Databases and database management systems

A database is a collection of related data or facts arranged in a specific structure. A database management system (DBMS) is a program, or collection of programs, that allows multiple users to store, access, and process data or facts into useful information.
Three of the most important terms to know about databases are a table, a record, a field. Data is stored in tables. A table is divided into records (unnamed rows), and each record is divided into fields (named columns). The table consists of a set number of fields and an arbitrary number of records. For a record to exist, it must have data in at least one field.
To help you understand how a database stores data, think about a typical address book. Each piece of information in the address book is stored in its own location, called a field. For example, each entry has a field for First Name and another field for Last Name, as well as fields for Address, City, State, ZIP Code, and Phone Number. Each unique type of information is stored in its own field. One full
set of fields – that is, all the related information about one person or object – is called a record. Therefore, all the information for the first person is record 1, all the information for the second person is record 2, and so on.
A complete collection of records makes a table. Once you have a structure for storing data (whether it is a printed address book, phone book, or electronic table), you can enter and view data, create reports, and perform other tasks with the data.
For example, you may create a customer report that lists customers by ZIP Code.
A DBMS provides tools to perform data management functions: creating tables, sorting tables, entering and editing data, querying the database, viewing data, generating reports.
Many different DBMS programs are available.
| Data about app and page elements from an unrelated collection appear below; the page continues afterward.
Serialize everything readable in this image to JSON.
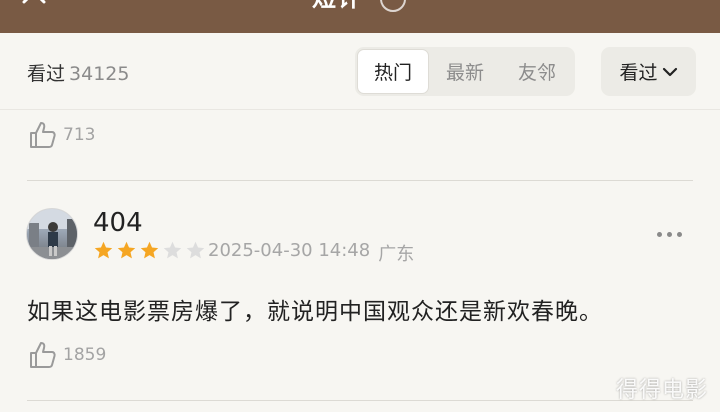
{
  "header": {
    "title": "短评"
  },
  "filter": {
    "label": "看过",
    "count": "34125",
    "tabs": [
      {
        "label": "热门",
        "active": true
      },
      {
        "label": "最新",
        "active": false
      },
      {
        "label": "友邻",
        "active": false
      }
    ],
    "dropdown_label": "看过"
  },
  "reviews": [
    {
      "likes": "713"
    },
    {
      "username": "404",
      "rating": 3,
      "rating_max": 5,
      "datetime": "2025-04-30 14:48",
      "location": "广东",
      "content": "如果这电影票房爆了，就说明中国观众还是新欢春晚。",
      "likes": "1859"
    }
  ],
  "watermark": "得得电影",
  "colors": {
    "header_bg": "#795a44",
    "star_filled": "#f5a623",
    "star_empty": "#dddddd"
  }
}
Enterprise-level products, such as Oracle, DB2, and Sybase, are designed to manage large special-purpose database systems. Programs such as Microsoft Access, Corel's Paradox, and Lotus Approach are popular among individual and small-business database users.